** DATA IN THIS EXERCISE follows **

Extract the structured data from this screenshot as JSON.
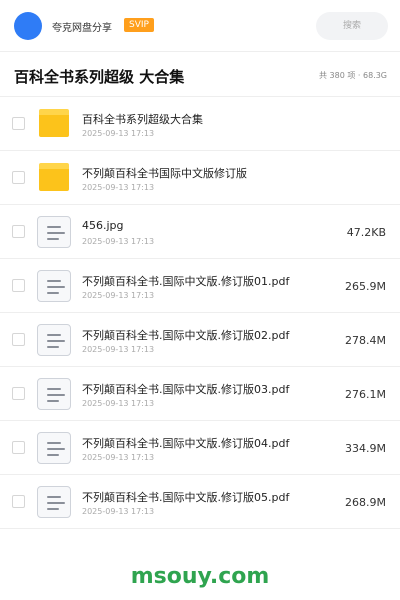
{
  "header": {
    "brand": "夸克网盘分享",
    "badge": "SVIP",
    "search_placeholder": "搜索"
  },
  "title_bar": {
    "title": "百科全书系列超级 大合集",
    "summary": "共 380 项 · 68.3G"
  },
  "files": [
    {
      "type": "folder",
      "icon": "folder-icon",
      "name": "百科全书系列超级大合集",
      "date": "2025-09-13 17:13",
      "size": ""
    },
    {
      "type": "folder",
      "icon": "folder-icon",
      "name": "不列颠百科全书国际中文版修订版",
      "date": "2025-09-13 17:13",
      "size": ""
    },
    {
      "type": "file",
      "icon": "document-icon",
      "name": "456.jpg",
      "date": "2025-09-13 17:13",
      "size": "47.2KB"
    },
    {
      "type": "file",
      "icon": "document-icon",
      "name": "不列颠百科全书.国际中文版.修订版01.pdf",
      "date": "2025-09-13 17:13",
      "size": "265.9M"
    },
    {
      "type": "file",
      "icon": "document-icon",
      "name": "不列颠百科全书.国际中文版.修订版02.pdf",
      "date": "2025-09-13 17:13",
      "size": "278.4M"
    },
    {
      "type": "file",
      "icon": "document-icon",
      "name": "不列颠百科全书.国际中文版.修订版03.pdf",
      "date": "2025-09-13 17:13",
      "size": "276.1M"
    },
    {
      "type": "file",
      "icon": "document-icon",
      "name": "不列颠百科全书.国际中文版.修订版04.pdf",
      "date": "2025-09-13 17:13",
      "size": "334.9M"
    },
    {
      "type": "file",
      "icon": "document-icon",
      "name": "不列颠百科全书.国际中文版.修订版05.pdf",
      "date": "2025-09-13 17:13",
      "size": "268.9M"
    }
  ],
  "watermark": "msouy.com",
  "colors": {
    "avatar": "#2f7cf6",
    "badge": "#ff9f1c",
    "folder": "#fcc31b",
    "watermark": "#2fa44f"
  }
}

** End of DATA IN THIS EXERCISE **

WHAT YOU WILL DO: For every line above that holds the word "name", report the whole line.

SOLUTION:
      "name": "百科全书系列超级大合集",
      "name": "不列颠百科全书国际中文版修订版",
      "name": "456.jpg",
      "name": "不列颠百科全书.国际中文版.修订版01.pdf",
      "name": "不列颠百科全书.国际中文版.修订版02.pdf",
      "name": "不列颠百科全书.国际中文版.修订版03.pdf",
      "name": "不列颠百科全书.国际中文版.修订版04.pdf",
      "name": "不列颠百科全书.国际中文版.修订版05.pdf",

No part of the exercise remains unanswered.